__Your instructions__:
Set the data below down again, exactly, with every picture left out.
═════ Records ═════
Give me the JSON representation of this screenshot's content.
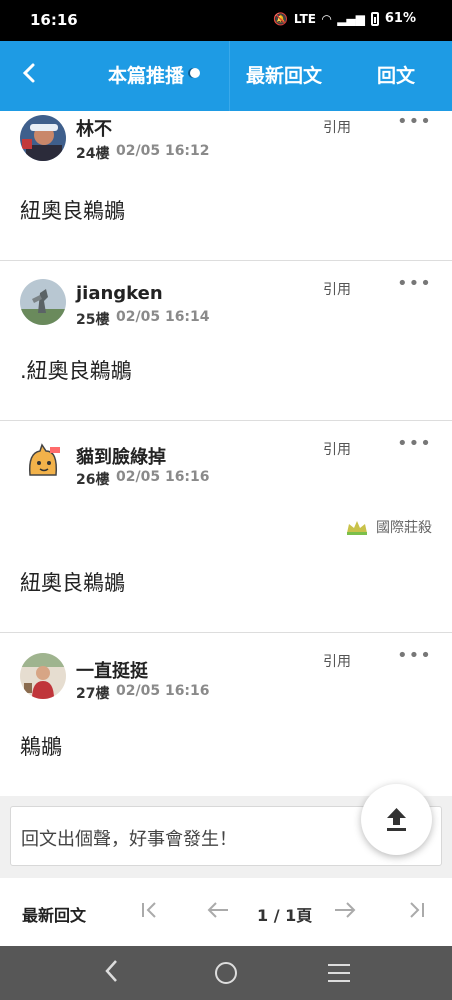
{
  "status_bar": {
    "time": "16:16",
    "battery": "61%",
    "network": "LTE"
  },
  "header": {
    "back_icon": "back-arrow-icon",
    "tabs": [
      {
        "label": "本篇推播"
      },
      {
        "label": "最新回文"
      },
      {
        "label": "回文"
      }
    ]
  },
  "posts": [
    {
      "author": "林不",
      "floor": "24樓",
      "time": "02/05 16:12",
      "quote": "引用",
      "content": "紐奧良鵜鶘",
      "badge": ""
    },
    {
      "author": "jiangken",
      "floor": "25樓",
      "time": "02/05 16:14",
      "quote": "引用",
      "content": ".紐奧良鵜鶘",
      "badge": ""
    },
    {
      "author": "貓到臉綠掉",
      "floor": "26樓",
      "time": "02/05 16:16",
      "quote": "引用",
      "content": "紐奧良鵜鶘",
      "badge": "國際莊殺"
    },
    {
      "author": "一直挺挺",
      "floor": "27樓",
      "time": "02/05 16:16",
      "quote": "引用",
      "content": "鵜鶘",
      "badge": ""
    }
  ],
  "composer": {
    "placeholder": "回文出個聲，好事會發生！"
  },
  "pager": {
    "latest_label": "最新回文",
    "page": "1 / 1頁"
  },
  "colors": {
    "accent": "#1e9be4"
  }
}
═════
__Result for this exercise__:
Give me the JSON representation of this screenshot's content.
{
  "status_bar": {
    "time": "16:16",
    "battery": "61%",
    "network": "LTE"
  },
  "header": {
    "back_icon": "back-arrow-icon",
    "tabs": [
      {
        "label": "本篇推播"
      },
      {
        "label": "最新回文"
      },
      {
        "label": "回文"
      }
    ]
  },
  "posts": [
    {
      "author": "林不",
      "floor": "24樓",
      "time": "02/05 16:12",
      "quote": "引用",
      "content": "紐奧良鵜鶘",
      "badge": ""
    },
    {
      "author": "jiangken",
      "floor": "25樓",
      "time": "02/05 16:14",
      "quote": "引用",
      "content": ".紐奧良鵜鶘",
      "badge": ""
    },
    {
      "author": "貓到臉綠掉",
      "floor": "26樓",
      "time": "02/05 16:16",
      "quote": "引用",
      "content": "紐奧良鵜鶘",
      "badge": "國際莊殺"
    },
    {
      "author": "一直挺挺",
      "floor": "27樓",
      "time": "02/05 16:16",
      "quote": "引用",
      "content": "鵜鶘",
      "badge": ""
    }
  ],
  "composer": {
    "placeholder": "回文出個聲，好事會發生！"
  },
  "pager": {
    "latest_label": "最新回文",
    "page": "1 / 1頁"
  },
  "colors": {
    "accent": "#1e9be4"
  }
}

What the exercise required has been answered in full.